Issue #61 of the Australian Marxist Review is a reflection of the global scale of the capitalist offensive against the working class and other exploited people. It also brings out the extent of the resistance to this assault in the fields of economic and diplomatic relations. There is also the never ending battle of ideas, the contest between capitalist ideology, the application of which threatens the planet with war and environmental devastation and working class ideology, which has already shown its creative potential in many parts of the world.
The issue opens with a special double-length Taking Issue article by Rob Gowland entitled “Guns, paranoia and social change”. Americans live in fear despite their relative safety compared to the people US foreign policy endangers everyday. A culture of paranoia, fear and rampant individualism creates a perfect storm of circumstances causing 30,000 Americans to die from gun violence every year.
Harmful capitalist culture poses a risk to the Socialist countries as the students they send abroad bring anti-communist ideas home with them. Michael Hooper, in his article “Capitalist Trojan Horses: The danger of returning Chinese students” describes the historical political impact on Chinese society of students who studied abroad, the lengths to which institutions will go in capitalist countries to brainwash these students and the need for local communists to play their part in negating this process.
The insidious propaganda churned out by capitalist media seeks to win public support for the actions of Imperialism. The demonisation of the Democratic People’ Republic of Korea aids Imperialism in it's economic war against a socialist country that dares to pursue independence and an alternative to capitalism. “The crucifixion of North Korea, the demonisation of the DPRK: UN Security Council Resolution 2270” by Carla Stea provides a detailed report into this economic warfare and the campaign of lies and propaganda designed to justify anti-DPRK aggression.
Imperialism doesn't merely rely on physical and economic violence to attack working people, it also fights on an ideological and linguistic level. Bob Briton exposes the ideological attack on our movement in “Rescuing the word Socialism” and restates the need for public property and working class state power. Carrying out solidarity work in defence of the DPRK and to oppose imperialist aggression is an expression of Internationalism, one of the core principles of the Communist movement.

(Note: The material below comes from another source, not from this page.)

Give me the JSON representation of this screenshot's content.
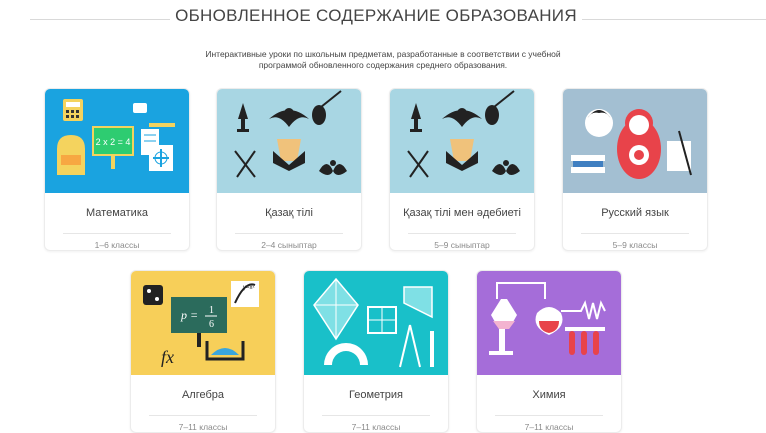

Lars Ulrik Thomsen recounts important events and principles of Internationalism in his article: “Internationalism – past, present and future”.
Once the working class takes state power, it is faced with the massive task of building a new kind of society out of the poisoned foundations of the old world. Each successful revolution grappled with the problem of how best to organise agriculture based on non-exploitative relations of production, while improving productivity and protecting the environment. The late Marxist biologist Richard Levins who advised the Cuban government on agricultural reform and Wadi’h Halabi introduce their thoughts on how to achieve these three goals in their article: “Scientific development of agricultural productivity after a socialist revolution”. In Australia, any attempt to reorganise agriculture on a rational basis would first require sovereignty to be invested in the Australian people rather than a foreign monarch. David Matters in “The myth of terra nullius and Australian sovereignty”, provides a historical account of how indigenous people were dispossessed through the terra nullius doctrine and the need for Australian to cut ties with its colonial past.
This issue of the AMR introduces a new “Discussions” section where readers are encouraged to reply to articles they have read in previous issues. Don Wilson provides the first contribution to this section with a reply to Lars Ulrik Thomsen’s article “Lenin’s analysis of imperialism – a pioneering work” from issue 60.